Van Senden travelled by boat, horse and palanquin and had himself accompanied by the most prominent native headmen of the area. In Kottiyar* he was assisted by the Vanniy¯ar Irroemarooewentoega Ideewirasinha Nallemapane, in Tamblegam by the mudaliy¯ar Don Fransisco Kannegerandge Kannegeritna and in Kattukolompattu by the vanniy¯ar Don Joan Sandere Seegere Mapane. The local population took care of provisioning the group. The first thing Van Senden did when arriving in the villages was to make up a register of all male inhabitants. The villages on the coast numbered up to a hundred men, but the other settlements were much smaller, with only seven or eight adult men. In some places, in particular in Tamblegam and Kattukolom, it was impossible to count the inhabitants, because they fled. Van Senden’s visit to Moedoer, the first village he called at, may serve as an example of his encounters. The village was relatively large, with one hundred fourteen adult males, and was located on the coast at the mouth of the river Kinge. The first thing Van Senden noticed was that there was a lot of waste land. The paddy fields that were in use looked fine, but the water tank that had to supply the land in the dry season was not well placed. It lay too low and as a consequence the water could not reach the fields. He therefore showed the people how they could water the fields using dam and pipe-constructions, so they could also exploit the waste lands. He inspected the river and wondered whether a water mill could be placed there to saw timber. Next he checked whether the river could be diked to prevent floods in the wet season.
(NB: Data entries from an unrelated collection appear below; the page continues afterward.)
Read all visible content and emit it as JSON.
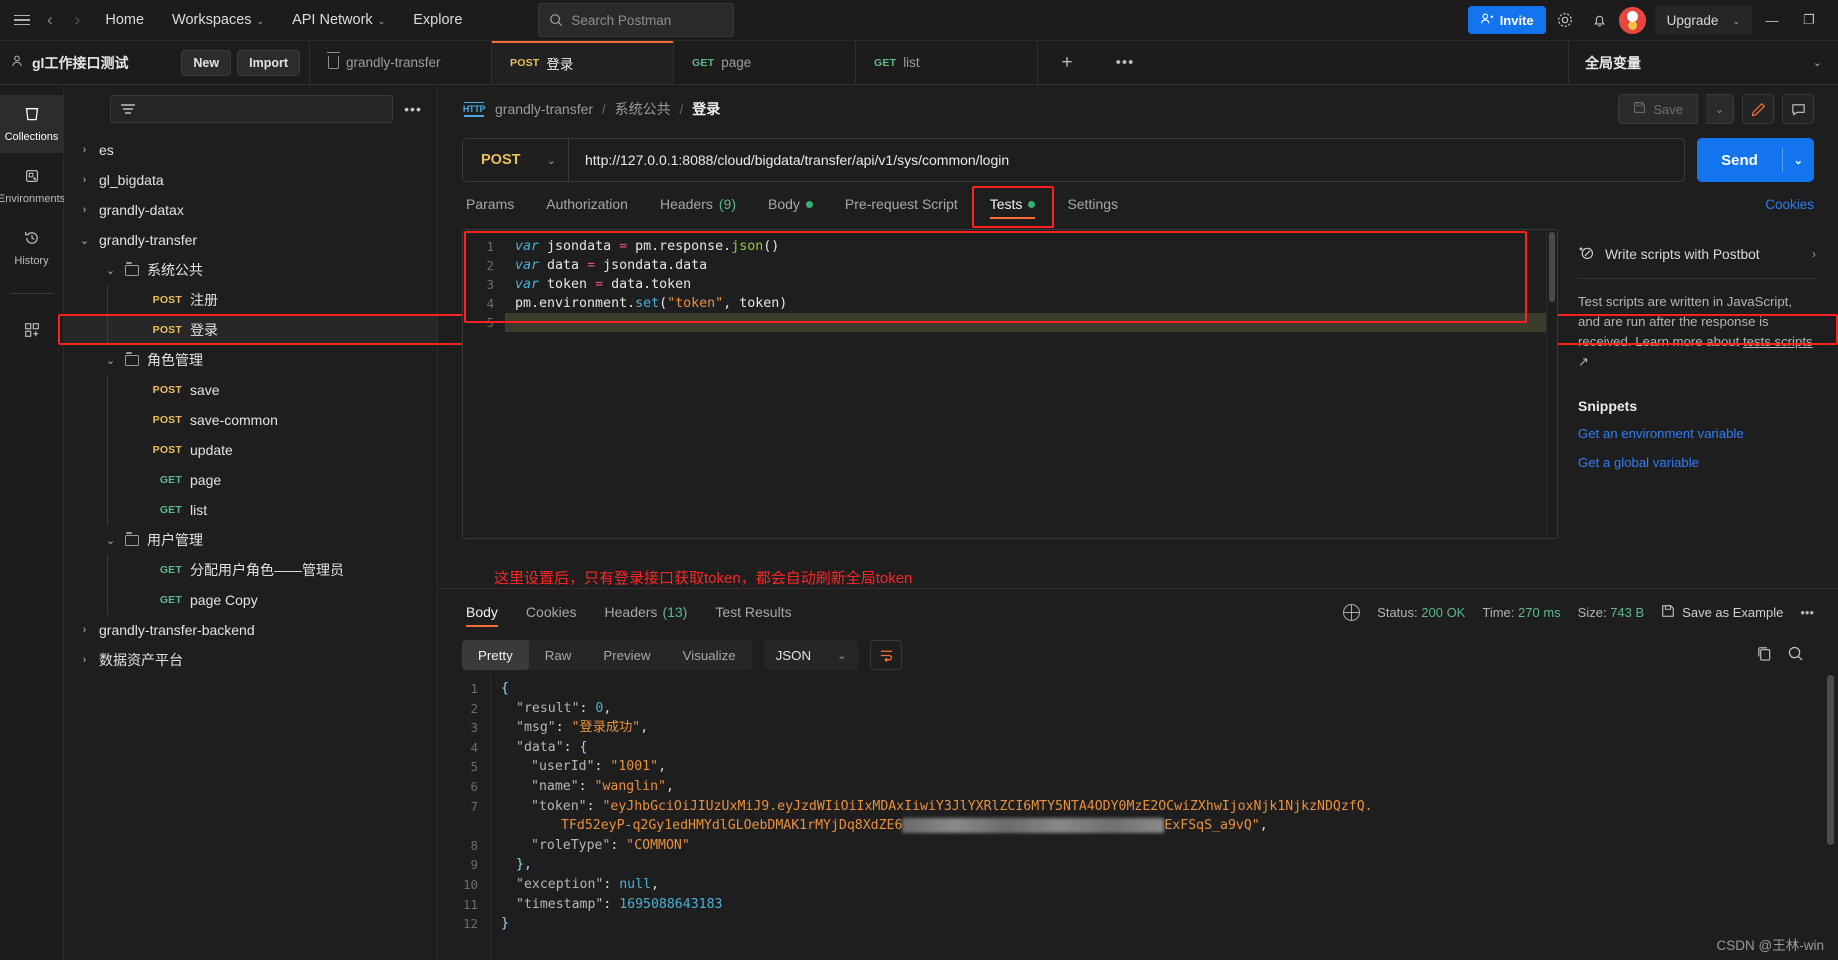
{
  "topbar": {
    "menu_icon": "hamburger-icon",
    "back": "‹",
    "forward": "›",
    "home": "Home",
    "workspaces": "Workspaces",
    "api_network": "API Network",
    "explore": "Explore",
    "search_placeholder": "Search Postman",
    "invite": "Invite",
    "settings_icon": "gear-icon",
    "notifications_icon": "bell-icon",
    "upgrade": "Upgrade",
    "minimize": "—",
    "restore": "❐"
  },
  "workspace": {
    "name": "gl工作接口测试",
    "new_label": "New",
    "import_label": "Import"
  },
  "tabs": [
    {
      "method": "",
      "label": "grandly-transfer",
      "active": false,
      "icon": "collection-icon"
    },
    {
      "method": "POST",
      "label": "登录",
      "active": true
    },
    {
      "method": "GET",
      "label": "page",
      "active": false
    },
    {
      "method": "GET",
      "label": "list",
      "active": false
    }
  ],
  "tabbar": {
    "add": "+",
    "more": "•••"
  },
  "environment": {
    "selected": "全局变量"
  },
  "rail": [
    {
      "label": "Collections",
      "icon": "collections-icon",
      "active": true
    },
    {
      "label": "Environments",
      "icon": "environments-icon",
      "active": false
    },
    {
      "label": "History",
      "icon": "history-icon",
      "active": false
    },
    {
      "label": "",
      "icon": "add-apps-icon",
      "active": false
    }
  ],
  "sidebar": {
    "add_icon": "plus-icon",
    "filter_icon": "filter-icon",
    "more_icon": "more-icon",
    "tree": [
      {
        "depth": 0,
        "chev": "›",
        "kind": "collection",
        "label": "es"
      },
      {
        "depth": 0,
        "chev": "›",
        "kind": "collection",
        "label": "gl_bigdata"
      },
      {
        "depth": 0,
        "chev": "›",
        "kind": "collection",
        "label": "grandly-datax"
      },
      {
        "depth": 0,
        "chev": "⌄",
        "kind": "collection",
        "label": "grandly-transfer"
      },
      {
        "depth": 1,
        "chev": "⌄",
        "kind": "folder",
        "label": "系统公共"
      },
      {
        "depth": 2,
        "chev": "",
        "kind": "request",
        "method": "POST",
        "label": "注册"
      },
      {
        "depth": 2,
        "chev": "",
        "kind": "request",
        "method": "POST",
        "label": "登录",
        "selected": true,
        "highlight": true
      },
      {
        "depth": 1,
        "chev": "⌄",
        "kind": "folder",
        "label": "角色管理"
      },
      {
        "depth": 2,
        "chev": "",
        "kind": "request",
        "method": "POST",
        "label": "save"
      },
      {
        "depth": 2,
        "chev": "",
        "kind": "request",
        "method": "POST",
        "label": "save-common"
      },
      {
        "depth": 2,
        "chev": "",
        "kind": "request",
        "method": "POST",
        "label": "update"
      },
      {
        "depth": 2,
        "chev": "",
        "kind": "request",
        "method": "GET",
        "label": "page"
      },
      {
        "depth": 2,
        "chev": "",
        "kind": "request",
        "method": "GET",
        "label": "list"
      },
      {
        "depth": 1,
        "chev": "⌄",
        "kind": "folder",
        "label": "用户管理"
      },
      {
        "depth": 2,
        "chev": "",
        "kind": "request",
        "method": "GET",
        "label": "分配用户角色——管理员"
      },
      {
        "depth": 2,
        "chev": "",
        "kind": "request",
        "method": "GET",
        "label": "page Copy"
      },
      {
        "depth": 0,
        "chev": "›",
        "kind": "collection",
        "label": "grandly-transfer-backend"
      },
      {
        "depth": 0,
        "chev": "›",
        "kind": "collection",
        "label": "数据资产平台"
      }
    ]
  },
  "request": {
    "protocol_icon": "http-icon",
    "breadcrumb": [
      "grandly-transfer",
      "系统公共",
      "登录"
    ],
    "save_label": "Save",
    "save_caret": "⌄",
    "edit_icon": "pencil-icon",
    "comment_icon": "comment-icon",
    "method": "POST",
    "method_caret": "⌄",
    "url": "http://127.0.0.1:8088/cloud/bigdata/transfer/api/v1/sys/common/login",
    "send_label": "Send",
    "send_caret": "⌄",
    "tabs": [
      {
        "label": "Params"
      },
      {
        "label": "Authorization"
      },
      {
        "label": "Headers",
        "count": "(9)"
      },
      {
        "label": "Body",
        "dot": true
      },
      {
        "label": "Pre-request Script"
      },
      {
        "label": "Tests",
        "dot": true,
        "active": true,
        "highlight": true
      },
      {
        "label": "Settings"
      }
    ],
    "cookies_link": "Cookies"
  },
  "script": {
    "line_numbers": [
      "1",
      "2",
      "3",
      "4",
      "5"
    ],
    "lines": [
      "var jsondata = pm.response.json()",
      "var data = jsondata.data",
      "var token = data.token",
      "pm.environment.set(\"token\", token)",
      ""
    ],
    "annotation": "这里设置后，只有登录接口获取token，都会自动刷新全局token"
  },
  "right_panel": {
    "postbot_icon": "postbot-icon",
    "postbot_label": "Write scripts with Postbot",
    "postbot_arrow": "›",
    "description_1": "Test scripts are written in JavaScript, and are run after the response is received.",
    "learn_prefix": "Learn more about ",
    "learn_link": "tests scripts",
    "learn_suffix": " ↗",
    "snippets_title": "Snippets",
    "snippets": [
      "Get an environment variable",
      "Get a global variable"
    ]
  },
  "response": {
    "tabs": [
      {
        "label": "Body",
        "active": true
      },
      {
        "label": "Cookies"
      },
      {
        "label": "Headers",
        "count": "(13)"
      },
      {
        "label": "Test Results"
      }
    ],
    "globe_icon": "globe-icon",
    "status_label": "Status:",
    "status_value": "200 OK",
    "time_label": "Time:",
    "time_value": "270 ms",
    "size_label": "Size:",
    "size_value": "743 B",
    "save_example_icon": "save-icon",
    "save_example": "Save as Example",
    "more": "•••",
    "view_modes": [
      "Pretty",
      "Raw",
      "Preview",
      "Visualize"
    ],
    "view_active": "Pretty",
    "format": "JSON",
    "format_caret": "⌄",
    "wrap_icon": "wrap-lines-icon",
    "copy_icon": "copy-icon",
    "search_icon": "search-icon",
    "line_numbers": [
      "1",
      "2",
      "3",
      "4",
      "5",
      "6",
      "7",
      "",
      "8",
      "9",
      "10",
      "11",
      "12"
    ],
    "body_lines": [
      {
        "indent": 0,
        "segments": [
          {
            "t": "{",
            "c": "j-brace"
          }
        ]
      },
      {
        "indent": 1,
        "segments": [
          {
            "t": "\"result\"",
            "c": "j-key"
          },
          {
            "t": ": ",
            "c": ""
          },
          {
            "t": "0",
            "c": "j-num"
          },
          {
            "t": ",",
            "c": ""
          }
        ]
      },
      {
        "indent": 1,
        "segments": [
          {
            "t": "\"msg\"",
            "c": "j-key"
          },
          {
            "t": ": ",
            "c": ""
          },
          {
            "t": "\"登录成功\"",
            "c": "j-str"
          },
          {
            "t": ",",
            "c": ""
          }
        ]
      },
      {
        "indent": 1,
        "segments": [
          {
            "t": "\"data\"",
            "c": "j-key"
          },
          {
            "t": ": ",
            "c": ""
          },
          {
            "t": "{",
            "c": "j-brace"
          }
        ]
      },
      {
        "indent": 2,
        "segments": [
          {
            "t": "\"userId\"",
            "c": "j-key"
          },
          {
            "t": ": ",
            "c": ""
          },
          {
            "t": "\"1001\"",
            "c": "j-str"
          },
          {
            "t": ",",
            "c": ""
          }
        ]
      },
      {
        "indent": 2,
        "segments": [
          {
            "t": "\"name\"",
            "c": "j-key"
          },
          {
            "t": ": ",
            "c": ""
          },
          {
            "t": "\"wanglin\"",
            "c": "j-str"
          },
          {
            "t": ",",
            "c": ""
          }
        ]
      },
      {
        "indent": 2,
        "segments": [
          {
            "t": "\"token\"",
            "c": "j-key"
          },
          {
            "t": ": ",
            "c": ""
          },
          {
            "t": "\"eyJhbGciOiJIUzUxMiJ9.eyJzdWIiOiIxMDAxIiwiY3JlYXRlZCI6MTY5NTA4ODY0MzE2OCwiZXhwIjoxNjk1NjkzNDQzfQ.",
            "c": "j-str"
          }
        ]
      },
      {
        "indent": 4,
        "segments": [
          {
            "t": "TFd52eyP-q2Gy1edHMYdlGLOebDMAK1rMYjDq8XdZE6",
            "c": "j-str"
          },
          {
            "t": " blur1 ",
            "c": "blur"
          },
          {
            "t": "ExFSqS_a9vQ\"",
            "c": "j-str"
          },
          {
            "t": ",",
            "c": ""
          }
        ]
      },
      {
        "indent": 2,
        "segments": [
          {
            "t": "\"roleType\"",
            "c": "j-key"
          },
          {
            "t": ": ",
            "c": ""
          },
          {
            "t": "\"COMMON\"",
            "c": "j-str"
          }
        ]
      },
      {
        "indent": 1,
        "segments": [
          {
            "t": "},",
            "c": "j-brace"
          }
        ]
      },
      {
        "indent": 1,
        "segments": [
          {
            "t": "\"exception\"",
            "c": "j-key"
          },
          {
            "t": ": ",
            "c": ""
          },
          {
            "t": "null",
            "c": "j-null"
          },
          {
            "t": ",",
            "c": ""
          }
        ]
      },
      {
        "indent": 1,
        "segments": [
          {
            "t": "\"timestamp\"",
            "c": "j-key"
          },
          {
            "t": ": ",
            "c": ""
          },
          {
            "t": "1695088643183",
            "c": "j-num"
          }
        ]
      },
      {
        "indent": 0,
        "segments": [
          {
            "t": "}",
            "c": "j-brace"
          }
        ]
      }
    ]
  },
  "watermark": "CSDN @王林-win"
}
He explained the inhabitant that the higher grounds, which were not used at all, were perfectly suited to growing fruit bearing trees. He thought of plantations of between three thousand and twenty-two thousand coconut palms. Van Senden did not understand why the inhabitants did not put effort into producing more; they could barter the surplus and the population would increase and this in turn would lead to higher production. The unsown paddyfields, water regulation and the poor fruit tree plantations are subjects that recur again and again in the text. Many times Van Senden pointed this out to the vanniy¯ar who travelled with him, and encouraged him “to make better use of that which nature had given him and his people so generously”.

*In Kottiyar Bay today, their 'NO' Sinhala people. This vanniyar name is very a Sinhala name and one can prefume certainly during the Dutch and upto the early British period was a Sinhala area.


Dagregister gehouden geduurende de ronde, in het Koetjaarsche, Tamblegamsche en Kattoekolompattoesch, door den onderkoopman D.E. Jacques Fabrice van Senden, waarneemende het gezach te Trinkonomale in den jaere 1786. (Diary kept by the onderkoopman Jacques Fabrice van Senden during his tour in Kottiyar, Tamblegam and Katukolompattu in the year 1786), f. 30.

There are two other copies in the National Archives in The Hague: NA (NL), HR 537 and NA (NL), Collectie Van Braam 199. I used the literal transcription of the names of these headmen. The same goes for the place names in the text. The title vanniy¯ar refers to the time when the area fell under the Kingdom of Kandy. The king of Kandy appointed the vanniy¯ars as provincial headmen at the outskirts his Kingdom, therefore they enjoyed relatively great autonomous power.

The village Moedoer is probably the contemporary town Muttur, but for sake of clarity I use Van Senden’s naming of villages and settlements.